Starting at the top line and ending at the last, restate the records exactly.

"""

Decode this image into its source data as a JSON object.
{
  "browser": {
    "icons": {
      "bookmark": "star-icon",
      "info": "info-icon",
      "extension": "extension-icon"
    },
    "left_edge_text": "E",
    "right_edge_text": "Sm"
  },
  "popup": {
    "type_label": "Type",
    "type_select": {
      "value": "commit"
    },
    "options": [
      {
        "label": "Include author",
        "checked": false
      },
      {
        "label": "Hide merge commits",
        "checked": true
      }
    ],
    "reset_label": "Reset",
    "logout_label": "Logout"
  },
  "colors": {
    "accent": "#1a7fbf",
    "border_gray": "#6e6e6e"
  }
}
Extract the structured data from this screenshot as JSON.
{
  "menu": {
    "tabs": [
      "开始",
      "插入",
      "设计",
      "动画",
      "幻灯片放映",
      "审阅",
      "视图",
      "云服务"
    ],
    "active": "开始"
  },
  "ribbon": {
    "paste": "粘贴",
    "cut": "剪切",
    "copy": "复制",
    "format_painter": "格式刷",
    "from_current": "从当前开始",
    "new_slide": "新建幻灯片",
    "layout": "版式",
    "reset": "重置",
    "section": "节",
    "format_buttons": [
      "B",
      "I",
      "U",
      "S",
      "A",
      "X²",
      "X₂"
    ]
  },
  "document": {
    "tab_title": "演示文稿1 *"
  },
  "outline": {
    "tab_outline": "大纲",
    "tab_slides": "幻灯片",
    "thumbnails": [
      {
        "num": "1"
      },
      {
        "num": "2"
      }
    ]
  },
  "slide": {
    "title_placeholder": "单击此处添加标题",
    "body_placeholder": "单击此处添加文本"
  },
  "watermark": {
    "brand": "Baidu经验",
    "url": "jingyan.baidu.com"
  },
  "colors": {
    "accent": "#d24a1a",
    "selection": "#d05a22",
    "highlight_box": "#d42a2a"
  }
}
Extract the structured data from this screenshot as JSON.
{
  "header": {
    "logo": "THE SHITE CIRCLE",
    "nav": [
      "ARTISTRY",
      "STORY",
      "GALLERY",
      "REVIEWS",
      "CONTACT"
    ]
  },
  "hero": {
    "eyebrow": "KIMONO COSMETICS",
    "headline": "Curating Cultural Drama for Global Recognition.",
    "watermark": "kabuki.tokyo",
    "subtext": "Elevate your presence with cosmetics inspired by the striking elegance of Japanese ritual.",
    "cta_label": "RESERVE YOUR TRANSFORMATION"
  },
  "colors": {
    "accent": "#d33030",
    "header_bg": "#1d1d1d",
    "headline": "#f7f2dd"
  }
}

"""

## WRITTEN ANSWER
Decode this image into its source data as a JSON object.
{
  "browser": {
    "icons": {
      "bookmark": "star-icon",
      "info": "info-icon",
      "extension": "extension-icon"
    },
    "left_edge_text": "E",
    "right_edge_text": "Sm"
  },
  "popup": {
    "type_label": "Type",
    "type_select": {
      "value": "commit"
    },
    "options": [
      {
        "label": "Include author",
        "checked": false
      },
      {
        "label": "Hide merge commits",
        "checked": true
      }
    ],
    "reset_label": "Reset",
    "logout_label": "Logout"
  },
  "colors": {
    "accent": "#1a7fbf",
    "border_gray": "#6e6e6e"
  }
}
Extract the structured data from this screenshot as JSON.
{
  "menu": {
    "tabs": [
      "开始",
      "插入",
      "设计",
      "动画",
      "幻灯片放映",
      "审阅",
      "视图",
      "云服务"
    ],
    "active": "开始"
  },
  "ribbon": {
    "paste": "粘贴",
    "cut": "剪切",
    "copy": "复制",
    "format_painter": "格式刷",
    "from_current": "从当前开始",
    "new_slide": "新建幻灯片",
    "layout": "版式",
    "reset": "重置",
    "section": "节",
    "format_buttons": [
      "B",
      "I",
      "U",
      "S",
      "A",
      "X²",
      "X₂"
    ]
  },
  "document": {
    "tab_title": "演示文稿1 *"
  },
  "outline": {
    "tab_outline": "大纲",
    "tab_slides": "幻灯片",
    "thumbnails": [
      {
        "num": "1"
      },
      {
        "num": "2"
      }
    ]
  },
  "slide": {
    "title_placeholder": "单击此处添加标题",
    "body_placeholder": "单击此处添加文本"
  },
  "watermark": {
    "brand": "Baidu经验",
    "url": "jingyan.baidu.com"
  },
  "colors": {
    "accent": "#d24a1a",
    "selection": "#d05a22",
    "highlight_box": "#d42a2a"
  }
}
Extract the structured data from this screenshot as JSON.
{
  "header": {
    "logo": "THE SHITE CIRCLE",
    "nav": [
      "ARTISTRY",
      "STORY",
      "GALLERY",
      "REVIEWS",
      "CONTACT"
    ]
  },
  "hero": {
    "eyebrow": "KIMONO COSMETICS",
    "headline": "Curating Cultural Drama for Global Recognition.",
    "watermark": "kabuki.tokyo",
    "subtext": "Elevate your presence with cosmetics inspired by the striking elegance of Japanese ritual.",
    "cta_label": "RESERVE YOUR TRANSFORMATION"
  },
  "colors": {
    "accent": "#d33030",
    "header_bg": "#1d1d1d",
    "headline": "#f7f2dd"
  }
}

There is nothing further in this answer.